Data records
──────
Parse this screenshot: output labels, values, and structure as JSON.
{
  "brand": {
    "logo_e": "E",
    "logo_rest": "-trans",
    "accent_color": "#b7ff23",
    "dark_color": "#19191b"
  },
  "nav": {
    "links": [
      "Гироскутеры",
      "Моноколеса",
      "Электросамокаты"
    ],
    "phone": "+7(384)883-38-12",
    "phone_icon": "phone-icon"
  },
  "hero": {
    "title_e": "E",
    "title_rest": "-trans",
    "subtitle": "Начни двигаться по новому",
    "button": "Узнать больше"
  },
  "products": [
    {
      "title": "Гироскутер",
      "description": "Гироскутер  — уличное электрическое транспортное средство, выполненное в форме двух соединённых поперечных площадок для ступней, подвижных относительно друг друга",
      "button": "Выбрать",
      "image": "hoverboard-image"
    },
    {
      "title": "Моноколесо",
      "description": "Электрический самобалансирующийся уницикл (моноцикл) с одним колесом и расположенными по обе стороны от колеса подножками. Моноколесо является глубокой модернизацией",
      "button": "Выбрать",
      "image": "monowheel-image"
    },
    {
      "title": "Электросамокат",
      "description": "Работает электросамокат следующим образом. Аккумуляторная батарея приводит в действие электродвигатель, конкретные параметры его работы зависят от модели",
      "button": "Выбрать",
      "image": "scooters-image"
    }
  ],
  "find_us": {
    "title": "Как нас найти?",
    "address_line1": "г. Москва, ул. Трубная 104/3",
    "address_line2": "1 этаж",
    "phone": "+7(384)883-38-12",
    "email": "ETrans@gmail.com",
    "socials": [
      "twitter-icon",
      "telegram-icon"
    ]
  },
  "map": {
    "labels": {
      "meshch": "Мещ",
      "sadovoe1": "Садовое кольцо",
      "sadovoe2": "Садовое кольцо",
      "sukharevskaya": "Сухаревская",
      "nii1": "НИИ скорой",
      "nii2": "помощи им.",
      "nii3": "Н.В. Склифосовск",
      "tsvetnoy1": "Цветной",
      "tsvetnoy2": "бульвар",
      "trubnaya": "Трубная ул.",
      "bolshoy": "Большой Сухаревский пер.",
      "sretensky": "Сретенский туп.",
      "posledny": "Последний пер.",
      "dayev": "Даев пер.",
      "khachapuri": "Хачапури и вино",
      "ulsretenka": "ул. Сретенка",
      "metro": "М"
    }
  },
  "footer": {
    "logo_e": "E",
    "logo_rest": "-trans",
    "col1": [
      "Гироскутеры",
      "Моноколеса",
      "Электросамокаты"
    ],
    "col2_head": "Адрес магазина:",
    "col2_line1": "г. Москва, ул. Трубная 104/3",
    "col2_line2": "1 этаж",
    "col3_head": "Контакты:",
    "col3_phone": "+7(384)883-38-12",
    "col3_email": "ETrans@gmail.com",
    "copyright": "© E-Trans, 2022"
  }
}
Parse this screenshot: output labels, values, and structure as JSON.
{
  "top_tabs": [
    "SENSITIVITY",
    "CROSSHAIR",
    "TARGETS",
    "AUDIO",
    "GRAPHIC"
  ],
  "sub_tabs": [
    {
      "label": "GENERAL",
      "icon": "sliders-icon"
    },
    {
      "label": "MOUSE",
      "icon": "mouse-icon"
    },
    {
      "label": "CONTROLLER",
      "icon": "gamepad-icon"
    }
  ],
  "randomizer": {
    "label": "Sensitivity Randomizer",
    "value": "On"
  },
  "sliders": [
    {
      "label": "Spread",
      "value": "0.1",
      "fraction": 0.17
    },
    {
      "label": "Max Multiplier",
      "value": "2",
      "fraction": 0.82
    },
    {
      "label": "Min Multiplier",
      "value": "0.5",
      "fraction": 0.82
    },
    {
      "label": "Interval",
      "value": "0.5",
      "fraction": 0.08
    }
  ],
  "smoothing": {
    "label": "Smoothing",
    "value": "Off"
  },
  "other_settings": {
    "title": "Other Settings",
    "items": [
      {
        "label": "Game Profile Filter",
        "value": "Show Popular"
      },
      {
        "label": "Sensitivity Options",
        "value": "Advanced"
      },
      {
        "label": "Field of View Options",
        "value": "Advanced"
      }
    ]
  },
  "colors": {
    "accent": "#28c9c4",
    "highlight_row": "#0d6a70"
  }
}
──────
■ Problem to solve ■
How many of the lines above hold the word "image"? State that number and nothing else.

■ Solution for this task ■
3